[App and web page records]
--- START ---

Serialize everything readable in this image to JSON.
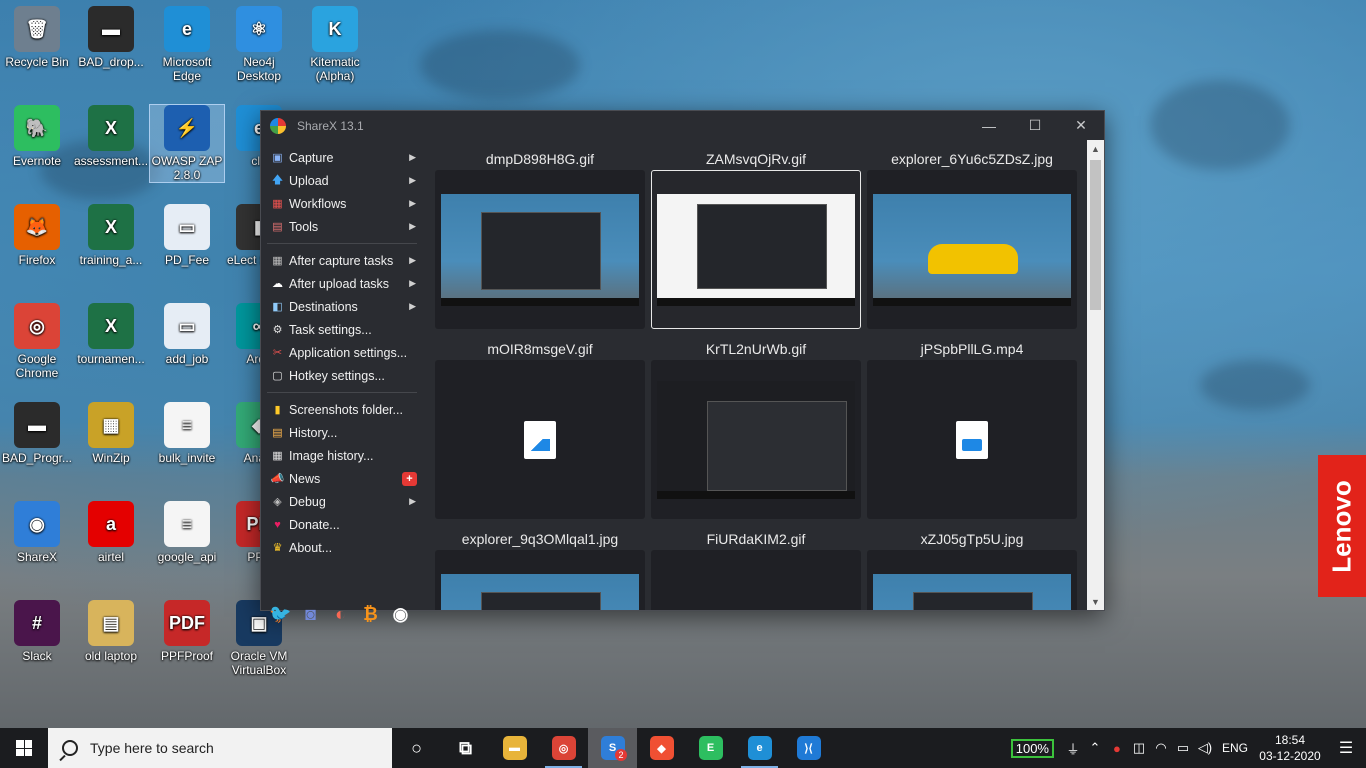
{
  "desktop": {
    "icons": [
      {
        "label": "Recycle Bin",
        "color": "#6e7f8f",
        "glyph": "🗑"
      },
      {
        "label": "BAD_drop...",
        "color": "#2b2b2b",
        "glyph": "▬"
      },
      {
        "label": "Microsoft Edge",
        "color": "#1f8fd6",
        "glyph": "e"
      },
      {
        "label": "Neo4j Desktop",
        "color": "#2f8fe0",
        "glyph": "⚛"
      },
      {
        "label": "Kitematic (Alpha)",
        "color": "#2aa3df",
        "glyph": "K"
      },
      {
        "label": "Evernote",
        "color": "#2dbe60",
        "glyph": "🐘"
      },
      {
        "label": "assessment...",
        "color": "#1e7145",
        "glyph": "X"
      },
      {
        "label": "OWASP ZAP 2.8.0",
        "color": "#1d5fb0",
        "glyph": "⚡"
      },
      {
        "label": "cla",
        "color": "#1f8fd6",
        "glyph": "e"
      },
      {
        "label": "Firefox",
        "color": "#e66000",
        "glyph": "🦊"
      },
      {
        "label": "training_a...",
        "color": "#1e7145",
        "glyph": "X"
      },
      {
        "label": "PD_Fee",
        "color": "#e6edf5",
        "glyph": "▭"
      },
      {
        "label": "eLect Scree",
        "color": "#333",
        "glyph": "▮"
      },
      {
        "label": "Google Chrome",
        "color": "#db4437",
        "glyph": "◎"
      },
      {
        "label": "tournamen...",
        "color": "#1e7145",
        "glyph": "X"
      },
      {
        "label": "add_job",
        "color": "#e6edf5",
        "glyph": "▭"
      },
      {
        "label": "Ardu",
        "color": "#00979d",
        "glyph": "∞"
      },
      {
        "label": "BAD_Progr...",
        "color": "#2b2b2b",
        "glyph": "▬"
      },
      {
        "label": "WinZip",
        "color": "#c9a227",
        "glyph": "▦"
      },
      {
        "label": "bulk_invite",
        "color": "#f5f5f5",
        "glyph": "≡"
      },
      {
        "label": "Analo",
        "color": "#3a7",
        "glyph": "◆"
      },
      {
        "label": "ShareX",
        "color": "#2f7ed8",
        "glyph": "◉"
      },
      {
        "label": "airtel",
        "color": "#e40000",
        "glyph": "a"
      },
      {
        "label": "google_api",
        "color": "#f5f5f5",
        "glyph": "≡"
      },
      {
        "label": "PPF",
        "color": "#c62828",
        "glyph": "PD"
      },
      {
        "label": "Slack",
        "color": "#4a154b",
        "glyph": "#"
      },
      {
        "label": "old laptop",
        "color": "#d8b45c",
        "glyph": "▤"
      },
      {
        "label": "PPFProof",
        "color": "#c62828",
        "glyph": "PDF"
      },
      {
        "label": "Oracle VM VirtualBox",
        "color": "#183a61",
        "glyph": "▣"
      }
    ]
  },
  "sharex": {
    "title": "ShareX 13.1",
    "controls": {
      "minimize": "—",
      "maximize": "☐",
      "close": "✕"
    },
    "menu_top": [
      {
        "label": "Capture",
        "icon": "▣",
        "color": "#8ab4f8",
        "submenu": true
      },
      {
        "label": "Upload",
        "icon": "🡅",
        "color": "#42a5f5",
        "submenu": true
      },
      {
        "label": "Workflows",
        "icon": "▦",
        "color": "#ef5350",
        "submenu": true
      },
      {
        "label": "Tools",
        "icon": "▤",
        "color": "#e57373",
        "submenu": true
      }
    ],
    "menu_mid": [
      {
        "label": "After capture tasks",
        "icon": "▦",
        "color": "#bdbdbd",
        "submenu": true
      },
      {
        "label": "After upload tasks",
        "icon": "☁",
        "color": "#ffffff",
        "submenu": true
      },
      {
        "label": "Destinations",
        "icon": "◧",
        "color": "#90caf9",
        "submenu": true
      },
      {
        "label": "Task settings...",
        "icon": "⚙",
        "color": "#e0e0e0",
        "submenu": false
      },
      {
        "label": "Application settings...",
        "icon": "✂",
        "color": "#ef5350",
        "submenu": false
      },
      {
        "label": "Hotkey settings...",
        "icon": "▢",
        "color": "#e0e0e0",
        "submenu": false
      }
    ],
    "menu_bottom": [
      {
        "label": "Screenshots folder...",
        "icon": "▮",
        "color": "#ffca28",
        "submenu": false
      },
      {
        "label": "History...",
        "icon": "▤",
        "color": "#ffb74d",
        "submenu": false
      },
      {
        "label": "Image history...",
        "icon": "▦",
        "color": "#e0e0e0",
        "submenu": false
      },
      {
        "label": "News",
        "icon": "📣",
        "color": "#ef5350",
        "submenu": false,
        "badge": "+"
      },
      {
        "label": "Debug",
        "icon": "◈",
        "color": "#bdbdbd",
        "submenu": true
      },
      {
        "label": "Donate...",
        "icon": "♥",
        "color": "#e91e63",
        "submenu": false
      },
      {
        "label": "About...",
        "icon": "♛",
        "color": "#ffca28",
        "submenu": false
      }
    ],
    "social": [
      {
        "name": "twitter-icon",
        "glyph": "🐦",
        "color": "#1da1f2"
      },
      {
        "name": "discord-icon",
        "glyph": "◙",
        "color": "#7289da"
      },
      {
        "name": "patreon-icon",
        "glyph": "◐",
        "color": "#f96854"
      },
      {
        "name": "bitcoin-icon",
        "glyph": "₿",
        "color": "#f7931a"
      },
      {
        "name": "github-icon",
        "glyph": "◉",
        "color": "#ffffff"
      }
    ],
    "gallery": [
      {
        "name": "dmpD898H8G.gif",
        "kind": "desk"
      },
      {
        "name": "ZAMsvqOjRv.gif",
        "kind": "white",
        "selected": true
      },
      {
        "name": "explorer_6Yu6c5ZDsZ.jpg",
        "kind": "car"
      },
      {
        "name": "mOIR8msgeV.gif",
        "kind": "file-image"
      },
      {
        "name": "KrTL2nUrWb.gif",
        "kind": "dark"
      },
      {
        "name": "jPSpbPllLG.mp4",
        "kind": "file-video"
      },
      {
        "name": "explorer_9q3OMlqal1.jpg",
        "kind": "desk"
      },
      {
        "name": "FiURdaKIM2.gif",
        "kind": "empty"
      },
      {
        "name": "xZJ05gTp5U.jpg",
        "kind": "desk"
      }
    ]
  },
  "lenovo": {
    "brand": "Lenovo"
  },
  "taskbar": {
    "search_placeholder": "Type here to search",
    "apps": [
      {
        "name": "cortana-icon",
        "glyph": "○",
        "color": "transparent"
      },
      {
        "name": "task-view-icon",
        "glyph": "⧉",
        "color": "transparent"
      },
      {
        "name": "file-explorer-icon",
        "glyph": "▬",
        "color": "#e8b43a"
      },
      {
        "name": "chrome-taskbar-icon",
        "glyph": "◎",
        "color": "#db4437",
        "running": true
      },
      {
        "name": "sharex-taskbar-icon",
        "glyph": "S",
        "color": "#2f7ed8",
        "active": true,
        "badge": "2"
      },
      {
        "name": "git-icon",
        "glyph": "◆",
        "color": "#f05033"
      },
      {
        "name": "evernote-taskbar-icon",
        "glyph": "E",
        "color": "#2dbe60"
      },
      {
        "name": "edge-taskbar-icon",
        "glyph": "e",
        "color": "#1f8fd6",
        "running": true
      },
      {
        "name": "vscode-icon",
        "glyph": "⟩⟨",
        "color": "#1f7ad6"
      }
    ],
    "battery": "100%",
    "language": "ENG",
    "time": "18:54",
    "date": "03-12-2020"
  }
}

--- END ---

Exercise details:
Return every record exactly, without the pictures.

Solution for this problem:
Serialize everything readable in this image to JSON.
{
  "desktop": {
    "icons": [
      {
        "label": "Recycle Bin",
        "color": "#6e7f8f",
        "glyph": "🗑"
      },
      {
        "label": "BAD_drop...",
        "color": "#2b2b2b",
        "glyph": "▬"
      },
      {
        "label": "Microsoft Edge",
        "color": "#1f8fd6",
        "glyph": "e"
      },
      {
        "label": "Neo4j Desktop",
        "color": "#2f8fe0",
        "glyph": "⚛"
      },
      {
        "label": "Kitematic (Alpha)",
        "color": "#2aa3df",
        "glyph": "K"
      },
      {
        "label": "Evernote",
        "color": "#2dbe60",
        "glyph": "🐘"
      },
      {
        "label": "assessment...",
        "color": "#1e7145",
        "glyph": "X"
      },
      {
        "label": "OWASP ZAP 2.8.0",
        "color": "#1d5fb0",
        "glyph": "⚡"
      },
      {
        "label": "cla",
        "color": "#1f8fd6",
        "glyph": "e"
      },
      {
        "label": "Firefox",
        "color": "#e66000",
        "glyph": "🦊"
      },
      {
        "label": "training_a...",
        "color": "#1e7145",
        "glyph": "X"
      },
      {
        "label": "PD_Fee",
        "color": "#e6edf5",
        "glyph": "▭"
      },
      {
        "label": "eLect Scree",
        "color": "#333",
        "glyph": "▮"
      },
      {
        "label": "Google Chrome",
        "color": "#db4437",
        "glyph": "◎"
      },
      {
        "label": "tournamen...",
        "color": "#1e7145",
        "glyph": "X"
      },
      {
        "label": "add_job",
        "color": "#e6edf5",
        "glyph": "▭"
      },
      {
        "label": "Ardu",
        "color": "#00979d",
        "glyph": "∞"
      },
      {
        "label": "BAD_Progr...",
        "color": "#2b2b2b",
        "glyph": "▬"
      },
      {
        "label": "WinZip",
        "color": "#c9a227",
        "glyph": "▦"
      },
      {
        "label": "bulk_invite",
        "color": "#f5f5f5",
        "glyph": "≡"
      },
      {
        "label": "Analo",
        "color": "#3a7",
        "glyph": "◆"
      },
      {
        "label": "ShareX",
        "color": "#2f7ed8",
        "glyph": "◉"
      },
      {
        "label": "airtel",
        "color": "#e40000",
        "glyph": "a"
      },
      {
        "label": "google_api",
        "color": "#f5f5f5",
        "glyph": "≡"
      },
      {
        "label": "PPF",
        "color": "#c62828",
        "glyph": "PD"
      },
      {
        "label": "Slack",
        "color": "#4a154b",
        "glyph": "#"
      },
      {
        "label": "old laptop",
        "color": "#d8b45c",
        "glyph": "▤"
      },
      {
        "label": "PPFProof",
        "color": "#c62828",
        "glyph": "PDF"
      },
      {
        "label": "Oracle VM VirtualBox",
        "color": "#183a61",
        "glyph": "▣"
      }
    ]
  },
  "sharex": {
    "title": "ShareX 13.1",
    "controls": {
      "minimize": "—",
      "maximize": "☐",
      "close": "✕"
    },
    "menu_top": [
      {
        "label": "Capture",
        "icon": "▣",
        "color": "#8ab4f8",
        "submenu": true
      },
      {
        "label": "Upload",
        "icon": "🡅",
        "color": "#42a5f5",
        "submenu": true
      },
      {
        "label": "Workflows",
        "icon": "▦",
        "color": "#ef5350",
        "submenu": true
      },
      {
        "label": "Tools",
        "icon": "▤",
        "color": "#e57373",
        "submenu": true
      }
    ],
    "menu_mid": [
      {
        "label": "After capture tasks",
        "icon": "▦",
        "color": "#bdbdbd",
        "submenu": true
      },
      {
        "label": "After upload tasks",
        "icon": "☁",
        "color": "#ffffff",
        "submenu": true
      },
      {
        "label": "Destinations",
        "icon": "◧",
        "color": "#90caf9",
        "submenu": true
      },
      {
        "label": "Task settings...",
        "icon": "⚙",
        "color": "#e0e0e0",
        "submenu": false
      },
      {
        "label": "Application settings...",
        "icon": "✂",
        "color": "#ef5350",
        "submenu": false
      },
      {
        "label": "Hotkey settings...",
        "icon": "▢",
        "color": "#e0e0e0",
        "submenu": false
      }
    ],
    "menu_bottom": [
      {
        "label": "Screenshots folder...",
        "icon": "▮",
        "color": "#ffca28",
        "submenu": false
      },
      {
        "label": "History...",
        "icon": "▤",
        "color": "#ffb74d",
        "submenu": false
      },
      {
        "label": "Image history...",
        "icon": "▦",
        "color": "#e0e0e0",
        "submenu": false
      },
      {
        "label": "News",
        "icon": "📣",
        "color": "#ef5350",
        "submenu": false,
        "badge": "+"
      },
      {
        "label": "Debug",
        "icon": "◈",
        "color": "#bdbdbd",
        "submenu": true
      },
      {
        "label": "Donate...",
        "icon": "♥",
        "color": "#e91e63",
        "submenu": false
      },
      {
        "label": "About...",
        "icon": "♛",
        "color": "#ffca28",
        "submenu": false
      }
    ],
    "social": [
      {
        "name": "twitter-icon",
        "glyph": "🐦",
        "color": "#1da1f2"
      },
      {
        "name": "discord-icon",
        "glyph": "◙",
        "color": "#7289da"
      },
      {
        "name": "patreon-icon",
        "glyph": "◐",
        "color": "#f96854"
      },
      {
        "name": "bitcoin-icon",
        "glyph": "₿",
        "color": "#f7931a"
      },
      {
        "name": "github-icon",
        "glyph": "◉",
        "color": "#ffffff"
      }
    ],
    "gallery": [
      {
        "name": "dmpD898H8G.gif",
        "kind": "desk"
      },
      {
        "name": "ZAMsvqOjRv.gif",
        "kind": "white",
        "selected": true
      },
      {
        "name": "explorer_6Yu6c5ZDsZ.jpg",
        "kind": "car"
      },
      {
        "name": "mOIR8msgeV.gif",
        "kind": "file-image"
      },
      {
        "name": "KrTL2nUrWb.gif",
        "kind": "dark"
      },
      {
        "name": "jPSpbPllLG.mp4",
        "kind": "file-video"
      },
      {
        "name": "explorer_9q3OMlqal1.jpg",
        "kind": "desk"
      },
      {
        "name": "FiURdaKIM2.gif",
        "kind": "empty"
      },
      {
        "name": "xZJ05gTp5U.jpg",
        "kind": "desk"
      }
    ]
  },
  "lenovo": {
    "brand": "Lenovo"
  },
  "taskbar": {
    "search_placeholder": "Type here to search",
    "apps": [
      {
        "name": "cortana-icon",
        "glyph": "○",
        "color": "transparent"
      },
      {
        "name": "task-view-icon",
        "glyph": "⧉",
        "color": "transparent"
      },
      {
        "name": "file-explorer-icon",
        "glyph": "▬",
        "color": "#e8b43a"
      },
      {
        "name": "chrome-taskbar-icon",
        "glyph": "◎",
        "color": "#db4437",
        "running": true
      },
      {
        "name": "sharex-taskbar-icon",
        "glyph": "S",
        "color": "#2f7ed8",
        "active": true,
        "badge": "2"
      },
      {
        "name": "git-icon",
        "glyph": "◆",
        "color": "#f05033"
      },
      {
        "name": "evernote-taskbar-icon",
        "glyph": "E",
        "color": "#2dbe60"
      },
      {
        "name": "edge-taskbar-icon",
        "glyph": "e",
        "color": "#1f8fd6",
        "running": true
      },
      {
        "name": "vscode-icon",
        "glyph": "⟩⟨",
        "color": "#1f7ad6"
      }
    ],
    "battery": "100%",
    "language": "ENG",
    "time": "18:54",
    "date": "03-12-2020"
  }
}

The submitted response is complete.